The same bot, DoNotPay, that helped users overturn parking tickets and sue Equifax for small sums of money is now offering you protection against volatile airline prices. The Verge reports:   Joshua Browder, a junior at Stanford University, designed the new service on the bot in a few months, after experiencing rapidly fluctuating airline prices when flying to California during the wildfires last year. “It annoyed me that every single flight, I could be paying sometimes double or even triple the person next to me in the same type of seat,” he told The Verge. Browder first used the service himself and then tested it among his friends in a closed beta. He claims that the average amount saved among the beta testers is $450 a year, though it’s not clear how many flights were booked and how much they cost. The service is available to the public starting today. To use it, log in with a Google account, input your phone number, birthday, and credit card information through Stripe. (Browder swears the credit card information won’t be stored.) Then the chatbot tells you you’re all set. Now, every time you buy airline tickets, whether from an airline’s site or a third party, the chatbot will help make sure you pay the lowest price for your class and seat.

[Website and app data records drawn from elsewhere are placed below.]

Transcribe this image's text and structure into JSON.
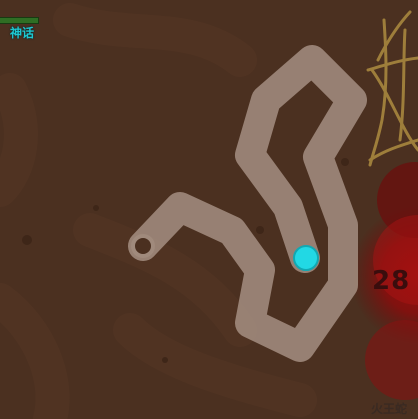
{
  "hud": {
    "player_name": "神话",
    "player_hp_fraction": 0.9
  },
  "boss": {
    "level": "28",
    "name": "火王蛇"
  },
  "colors": {
    "ground": "#4b3020",
    "trail": "#a08a7c",
    "player": "#22d8e4",
    "boss_glow": "#9b0d0d",
    "web": "#a8873e",
    "name_text": "#1ec7d0"
  },
  "icons": {
    "player": "player-dot-icon",
    "trail_end": "trail-start-ring-icon",
    "web": "spider-web-icon"
  }
}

https://yro.slashdot.org/story/18/03/13/1836218/privacy-busting-bugs-found-in-popular-vpn-services-hotspot-shield-zenmate-and-purevpn

A report by VpnMentor, a website which ranks VPN services, reveals several vulnerabilities in Hotspot Shield, Zenmate, and PureVPN — all of which promise to provide privacy for their users. VpnMentor says it hired a team of three external ethical hackers to find vulnerabilities in three random popular VPNs. While one hacker wants to keep his identity private, the other two are known as File Descriptor and Paulos Yibelo. ZDNet:

The research reveals bugs that can leak real-world IP addresses, which in some cases can identify individual users and determine a user’s location. In the case of Hotspot Shield, three separate bugs in how the company’s Chrome extension handles proxy auto-config scripts — used to direct traffic to the right places — leaked both IP and DNS addresses, which undermines the effectiveness of privacy and anonymity services. […] AnchorFree, which makes Hotspot Shield, fixed the bugs, and noted that its mobile and desktop apps were not affected by the bugs. The researchers also reported similar IP leaking bugs to Zenmate and PureVPN.